Another of Princeton Geoscience’s Decision Support Services is UV Fluorescence Core Screening and Imaging (UV Screening), which Princeton Geoscience has developed for commercial offering to consulting industry clients, who request our support during drilling programs. UV Screening is a technology adapted from petroleum exploration, wherein samples of soil core or rock cuttings are examined under magnification, while illuminated sequentially by white light and ultra-violet light, to identify the presence of any fluorescing non-aqueous phase liquids (NAPL) in the soil or rock pore space. The inspection is done on the undisturbed sub-sample and while dropping a solvent, typically acetone or methanol, as may be needed to liberate NAPL from the soil or rock matrix.
In the method developed by Princeton Geoscience, the magnified images are viewed in real-time on a large-screen computer monitor within the controlled environment of the Princeton Geoscience onsite mobile geological laboratory. Photographic and video files can be saved to document occurrence of NAPL “shows” attributed to depths sampled in the soil or rock cores. Such documentary evidence is being sought more frequently in both pre- and post-remedial studies in situations where consultants seek to identify conditions which may complicate remedy implementation (e.g., NAPL in storage within low-hydraulic conductivity geologic units) and thus support either use of specialized technologies or perhaps pursuit of Technical Impracticability (TI) determinations.
NAPLs containing petroleum hydrocarbons, specifically polynuclear aromatic hydrocarbons (PAHs), may fluoresce whereas CVOC molecules do not fluoresce under UV light. However, DNAPLs consisting of spent chlorinated solvents derived from metalworking and metal finishing related operations, such as vapor degreasing and cold cleaning, can contain co-solved petroleum constituents which may fluoresce.

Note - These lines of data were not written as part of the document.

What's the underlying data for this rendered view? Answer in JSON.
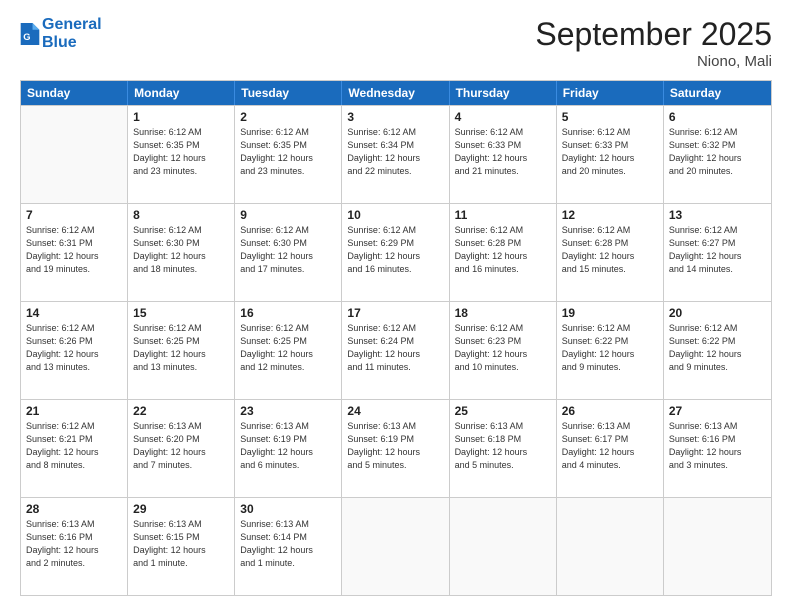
{
  "logo": {
    "line1": "General",
    "line2": "Blue"
  },
  "title": "September 2025",
  "location": "Niono, Mali",
  "header_days": [
    "Sunday",
    "Monday",
    "Tuesday",
    "Wednesday",
    "Thursday",
    "Friday",
    "Saturday"
  ],
  "rows": [
    [
      {
        "day": "",
        "info": ""
      },
      {
        "day": "1",
        "info": "Sunrise: 6:12 AM\nSunset: 6:35 PM\nDaylight: 12 hours\nand 23 minutes."
      },
      {
        "day": "2",
        "info": "Sunrise: 6:12 AM\nSunset: 6:35 PM\nDaylight: 12 hours\nand 23 minutes."
      },
      {
        "day": "3",
        "info": "Sunrise: 6:12 AM\nSunset: 6:34 PM\nDaylight: 12 hours\nand 22 minutes."
      },
      {
        "day": "4",
        "info": "Sunrise: 6:12 AM\nSunset: 6:33 PM\nDaylight: 12 hours\nand 21 minutes."
      },
      {
        "day": "5",
        "info": "Sunrise: 6:12 AM\nSunset: 6:33 PM\nDaylight: 12 hours\nand 20 minutes."
      },
      {
        "day": "6",
        "info": "Sunrise: 6:12 AM\nSunset: 6:32 PM\nDaylight: 12 hours\nand 20 minutes."
      }
    ],
    [
      {
        "day": "7",
        "info": "Sunrise: 6:12 AM\nSunset: 6:31 PM\nDaylight: 12 hours\nand 19 minutes."
      },
      {
        "day": "8",
        "info": "Sunrise: 6:12 AM\nSunset: 6:30 PM\nDaylight: 12 hours\nand 18 minutes."
      },
      {
        "day": "9",
        "info": "Sunrise: 6:12 AM\nSunset: 6:30 PM\nDaylight: 12 hours\nand 17 minutes."
      },
      {
        "day": "10",
        "info": "Sunrise: 6:12 AM\nSunset: 6:29 PM\nDaylight: 12 hours\nand 16 minutes."
      },
      {
        "day": "11",
        "info": "Sunrise: 6:12 AM\nSunset: 6:28 PM\nDaylight: 12 hours\nand 16 minutes."
      },
      {
        "day": "12",
        "info": "Sunrise: 6:12 AM\nSunset: 6:28 PM\nDaylight: 12 hours\nand 15 minutes."
      },
      {
        "day": "13",
        "info": "Sunrise: 6:12 AM\nSunset: 6:27 PM\nDaylight: 12 hours\nand 14 minutes."
      }
    ],
    [
      {
        "day": "14",
        "info": "Sunrise: 6:12 AM\nSunset: 6:26 PM\nDaylight: 12 hours\nand 13 minutes."
      },
      {
        "day": "15",
        "info": "Sunrise: 6:12 AM\nSunset: 6:25 PM\nDaylight: 12 hours\nand 13 minutes."
      },
      {
        "day": "16",
        "info": "Sunrise: 6:12 AM\nSunset: 6:25 PM\nDaylight: 12 hours\nand 12 minutes."
      },
      {
        "day": "17",
        "info": "Sunrise: 6:12 AM\nSunset: 6:24 PM\nDaylight: 12 hours\nand 11 minutes."
      },
      {
        "day": "18",
        "info": "Sunrise: 6:12 AM\nSunset: 6:23 PM\nDaylight: 12 hours\nand 10 minutes."
      },
      {
        "day": "19",
        "info": "Sunrise: 6:12 AM\nSunset: 6:22 PM\nDaylight: 12 hours\nand 9 minutes."
      },
      {
        "day": "20",
        "info": "Sunrise: 6:12 AM\nSunset: 6:22 PM\nDaylight: 12 hours\nand 9 minutes."
      }
    ],
    [
      {
        "day": "21",
        "info": "Sunrise: 6:12 AM\nSunset: 6:21 PM\nDaylight: 12 hours\nand 8 minutes."
      },
      {
        "day": "22",
        "info": "Sunrise: 6:13 AM\nSunset: 6:20 PM\nDaylight: 12 hours\nand 7 minutes."
      },
      {
        "day": "23",
        "info": "Sunrise: 6:13 AM\nSunset: 6:19 PM\nDaylight: 12 hours\nand 6 minutes."
      },
      {
        "day": "24",
        "info": "Sunrise: 6:13 AM\nSunset: 6:19 PM\nDaylight: 12 hours\nand 5 minutes."
      },
      {
        "day": "25",
        "info": "Sunrise: 6:13 AM\nSunset: 6:18 PM\nDaylight: 12 hours\nand 5 minutes."
      },
      {
        "day": "26",
        "info": "Sunrise: 6:13 AM\nSunset: 6:17 PM\nDaylight: 12 hours\nand 4 minutes."
      },
      {
        "day": "27",
        "info": "Sunrise: 6:13 AM\nSunset: 6:16 PM\nDaylight: 12 hours\nand 3 minutes."
      }
    ],
    [
      {
        "day": "28",
        "info": "Sunrise: 6:13 AM\nSunset: 6:16 PM\nDaylight: 12 hours\nand 2 minutes."
      },
      {
        "day": "29",
        "info": "Sunrise: 6:13 AM\nSunset: 6:15 PM\nDaylight: 12 hours\nand 1 minute."
      },
      {
        "day": "30",
        "info": "Sunrise: 6:13 AM\nSunset: 6:14 PM\nDaylight: 12 hours\nand 1 minute."
      },
      {
        "day": "",
        "info": ""
      },
      {
        "day": "",
        "info": ""
      },
      {
        "day": "",
        "info": ""
      },
      {
        "day": "",
        "info": ""
      }
    ]
  ]
}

As such, UV Screening can be used to evaluate both petroleum based LNAPLs as well as DNAPLs derived from certain industrial activities.